My Turn: Questions about Homewood redevelopment
We recently read with great interest the article andamp;#8220;Tahoeandamp;#8217;s Homewood Resort in danger of closing.andamp;#8221; Seeing as we both share lifelong family connections with Tahoe, and particularly the West Shore, that our parents and grandparents also did, we felt obliged to write. My wifeandamp;#8217;s family still has a second family home in Homewood, and we have countless wonderful memories of times spent there with family and friends, both living and now deceased. I have many good reminiscences of what was then the West Shore Lodge when Pete Bianucci ran it, especially of the cold snowy winter in the early 60andamp;#8217;s when I lived in one of the Lodgeandamp;#8217;s unheated cabins.When Helen Aldrich was developing the skiing facilities at Homewood, our daughters learned to ski there. Our grandchildren have enjoyed time at Tahoe, and we hope that our great grandchildren will also be able to have the opportunity to experience the same magical allure that the West Shore of Tahoe has always provided.
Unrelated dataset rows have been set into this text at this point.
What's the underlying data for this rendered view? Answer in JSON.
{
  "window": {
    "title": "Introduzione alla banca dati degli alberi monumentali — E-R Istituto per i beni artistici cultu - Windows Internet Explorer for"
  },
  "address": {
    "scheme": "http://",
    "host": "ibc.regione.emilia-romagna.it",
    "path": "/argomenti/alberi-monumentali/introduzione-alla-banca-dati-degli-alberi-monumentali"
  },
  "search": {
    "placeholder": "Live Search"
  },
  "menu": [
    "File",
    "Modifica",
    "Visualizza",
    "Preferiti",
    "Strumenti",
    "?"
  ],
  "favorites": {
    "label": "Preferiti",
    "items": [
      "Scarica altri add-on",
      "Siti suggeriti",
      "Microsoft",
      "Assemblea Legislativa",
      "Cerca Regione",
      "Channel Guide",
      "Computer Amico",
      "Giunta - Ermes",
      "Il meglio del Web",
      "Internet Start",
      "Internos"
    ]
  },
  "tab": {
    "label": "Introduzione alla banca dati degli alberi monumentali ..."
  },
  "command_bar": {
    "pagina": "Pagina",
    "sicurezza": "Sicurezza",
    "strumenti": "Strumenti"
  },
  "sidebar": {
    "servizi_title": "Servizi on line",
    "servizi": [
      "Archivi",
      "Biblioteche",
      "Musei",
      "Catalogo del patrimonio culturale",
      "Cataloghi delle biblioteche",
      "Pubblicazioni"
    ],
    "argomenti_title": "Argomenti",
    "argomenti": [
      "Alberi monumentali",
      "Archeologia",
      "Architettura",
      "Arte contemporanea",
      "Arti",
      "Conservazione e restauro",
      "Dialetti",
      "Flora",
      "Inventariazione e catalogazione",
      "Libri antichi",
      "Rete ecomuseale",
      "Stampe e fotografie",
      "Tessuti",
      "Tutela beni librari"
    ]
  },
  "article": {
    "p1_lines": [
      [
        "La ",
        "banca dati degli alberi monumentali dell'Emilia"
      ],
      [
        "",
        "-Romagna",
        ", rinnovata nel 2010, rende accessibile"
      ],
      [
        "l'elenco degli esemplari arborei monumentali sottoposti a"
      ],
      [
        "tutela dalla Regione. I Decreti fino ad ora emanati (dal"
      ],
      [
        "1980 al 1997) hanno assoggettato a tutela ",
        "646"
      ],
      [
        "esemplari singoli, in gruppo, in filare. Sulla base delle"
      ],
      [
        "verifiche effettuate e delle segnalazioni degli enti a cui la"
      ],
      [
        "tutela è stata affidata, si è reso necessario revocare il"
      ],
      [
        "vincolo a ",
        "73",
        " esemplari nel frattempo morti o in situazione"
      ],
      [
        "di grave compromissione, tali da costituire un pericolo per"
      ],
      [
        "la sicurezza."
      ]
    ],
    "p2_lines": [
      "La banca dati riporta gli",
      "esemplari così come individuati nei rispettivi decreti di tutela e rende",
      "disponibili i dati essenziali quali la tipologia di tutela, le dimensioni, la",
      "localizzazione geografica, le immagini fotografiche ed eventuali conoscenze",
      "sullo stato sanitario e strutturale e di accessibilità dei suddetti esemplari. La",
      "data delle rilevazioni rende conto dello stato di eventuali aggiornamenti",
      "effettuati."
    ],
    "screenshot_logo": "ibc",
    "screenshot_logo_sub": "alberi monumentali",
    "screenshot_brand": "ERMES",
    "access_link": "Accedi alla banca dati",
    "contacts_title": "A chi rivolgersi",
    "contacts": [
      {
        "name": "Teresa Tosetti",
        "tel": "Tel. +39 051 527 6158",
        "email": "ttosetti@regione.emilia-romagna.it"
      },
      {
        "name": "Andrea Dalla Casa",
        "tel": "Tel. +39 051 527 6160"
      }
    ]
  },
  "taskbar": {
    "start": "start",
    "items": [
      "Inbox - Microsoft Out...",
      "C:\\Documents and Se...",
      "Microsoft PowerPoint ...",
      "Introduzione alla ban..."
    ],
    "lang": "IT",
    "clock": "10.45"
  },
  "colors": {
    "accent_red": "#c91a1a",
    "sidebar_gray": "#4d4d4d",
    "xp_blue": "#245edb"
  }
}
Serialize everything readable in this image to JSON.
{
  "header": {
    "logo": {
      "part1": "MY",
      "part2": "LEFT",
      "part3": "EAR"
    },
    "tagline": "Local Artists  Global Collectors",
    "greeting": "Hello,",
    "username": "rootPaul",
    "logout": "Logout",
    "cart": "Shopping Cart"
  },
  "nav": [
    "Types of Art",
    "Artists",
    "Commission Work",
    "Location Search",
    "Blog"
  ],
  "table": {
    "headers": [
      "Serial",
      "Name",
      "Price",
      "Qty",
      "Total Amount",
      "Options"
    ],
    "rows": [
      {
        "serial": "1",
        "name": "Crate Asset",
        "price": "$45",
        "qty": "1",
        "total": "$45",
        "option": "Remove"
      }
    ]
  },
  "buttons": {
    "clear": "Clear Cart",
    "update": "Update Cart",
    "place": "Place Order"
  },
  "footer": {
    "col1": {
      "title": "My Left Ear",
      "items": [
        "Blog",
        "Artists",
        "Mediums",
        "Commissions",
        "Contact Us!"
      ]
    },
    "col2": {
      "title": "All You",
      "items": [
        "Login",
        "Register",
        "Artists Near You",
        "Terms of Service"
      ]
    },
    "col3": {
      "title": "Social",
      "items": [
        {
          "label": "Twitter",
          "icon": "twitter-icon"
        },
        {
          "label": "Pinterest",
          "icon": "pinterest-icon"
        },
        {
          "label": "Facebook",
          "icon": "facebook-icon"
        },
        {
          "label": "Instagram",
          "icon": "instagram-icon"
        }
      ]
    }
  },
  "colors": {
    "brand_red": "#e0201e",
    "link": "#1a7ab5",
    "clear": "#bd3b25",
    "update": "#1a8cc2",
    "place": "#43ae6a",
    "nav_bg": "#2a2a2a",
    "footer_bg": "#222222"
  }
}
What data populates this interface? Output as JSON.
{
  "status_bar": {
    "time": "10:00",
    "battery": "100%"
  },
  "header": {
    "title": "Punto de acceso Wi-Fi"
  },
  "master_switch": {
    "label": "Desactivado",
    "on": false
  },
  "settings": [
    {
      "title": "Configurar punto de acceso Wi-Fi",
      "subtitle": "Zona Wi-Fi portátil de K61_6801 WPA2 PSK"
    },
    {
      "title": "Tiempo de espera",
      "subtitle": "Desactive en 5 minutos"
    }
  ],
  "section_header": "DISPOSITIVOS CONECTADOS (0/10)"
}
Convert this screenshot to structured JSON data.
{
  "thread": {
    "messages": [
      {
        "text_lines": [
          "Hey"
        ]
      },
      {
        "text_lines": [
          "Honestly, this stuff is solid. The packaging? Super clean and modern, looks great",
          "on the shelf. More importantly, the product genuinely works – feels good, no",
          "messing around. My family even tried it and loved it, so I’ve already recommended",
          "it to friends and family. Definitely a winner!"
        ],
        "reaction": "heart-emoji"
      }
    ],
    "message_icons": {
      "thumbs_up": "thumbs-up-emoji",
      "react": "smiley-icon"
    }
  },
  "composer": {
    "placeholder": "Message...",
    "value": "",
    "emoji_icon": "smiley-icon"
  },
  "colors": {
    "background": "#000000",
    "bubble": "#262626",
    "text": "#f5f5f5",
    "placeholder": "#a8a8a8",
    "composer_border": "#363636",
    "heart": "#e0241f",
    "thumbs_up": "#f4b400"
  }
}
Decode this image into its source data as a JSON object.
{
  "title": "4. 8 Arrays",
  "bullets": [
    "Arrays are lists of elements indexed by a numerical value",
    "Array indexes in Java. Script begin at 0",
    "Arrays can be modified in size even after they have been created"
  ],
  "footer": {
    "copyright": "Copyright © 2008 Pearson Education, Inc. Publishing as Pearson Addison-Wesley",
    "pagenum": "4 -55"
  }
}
It would truly be a shame to forever destroy this area by over development. The tremendous impact of the vastly increased traffic, from the andamp;#8220;wyeandamp;#8221; in Tahoe City down to the West Shore would forever change the quality of this residential area of Tahoe!A few statistics were not disclosed in the article, among them: What are the plans regarding the heights of the proposed hotel, condominiums, base and mid-mountain lodges? How many stories are planned for each of these? What effect to the skyline of Homewood will there be when viewed from elsewhere around the lake? And, how will this impact the beauty of Lake Tahoe as a whole?What are the true ramifications to be caused by the size of the proposed expansion of Homewood Mountain Resort? With close to 200 full-time jobs slated, what are the plans for living accommodations for these employees? And, aside from the 75-room hotel and its staff and guests, with plans for 25,000 square feet of retail space, including a grocery store, hardware store and ice cream parlor, what will be the next perceived need for growth for the give or take 200 full-time employees and those who would occupy the 40 condo and 30 penthouse units? Will a chain drug store or fast food franchise be next seen as needed? Growth begets growth. Will this be just the tip of the iceberg for all the development that will ensue? Is this to be a precursor, leading to a clone of something, like how the South Shore was ultimately developed? As proposed, what will the huge influx of business have on such a quiet and basically residential area?Let us hope the TRPA is truly weighing growth versus what is best for the future of the lake. The preservation of one of California and Nevadaandamp;#8217;s premier attractions and the protection of the area for future generations appears to be what is at stake.The West Shore is one of the last enclaves remaining of the charm and atmosphere, of what we see as still being able, to experience the grandeur of the old Tahoe of 50, or more, years ago. There is andamp;#8220;Only Oneandamp;#8221; Lake Tahoe! So, letandamp;#8217;s hope that there is a way to both save the wonderful Homewood Mountain Resort and still keep from doing irreparable harm to the West Shore.Gary J. andamp; Clarinda Best StolleryNevada City
Support Local Journalism
Readers around Lake Tahoe, Truckee, and beyond make the Sierra Sun's work possible. Your financial contribution supports our efforts to deliver quality, locally relevant journalism.
Now more than ever, your support is critical to help us keep our community informed about the evolving coronavirus pandemic and the impact it is having locally. Every contribution, however large or small, will make a difference.
Your donation will help us continue to cover COVID-19 and our other vital local news.
Start a dialogue, stay on topic and be civil.
If you don't follow the rules, your comment may be deleted.
User Legend: Moderator Trusted User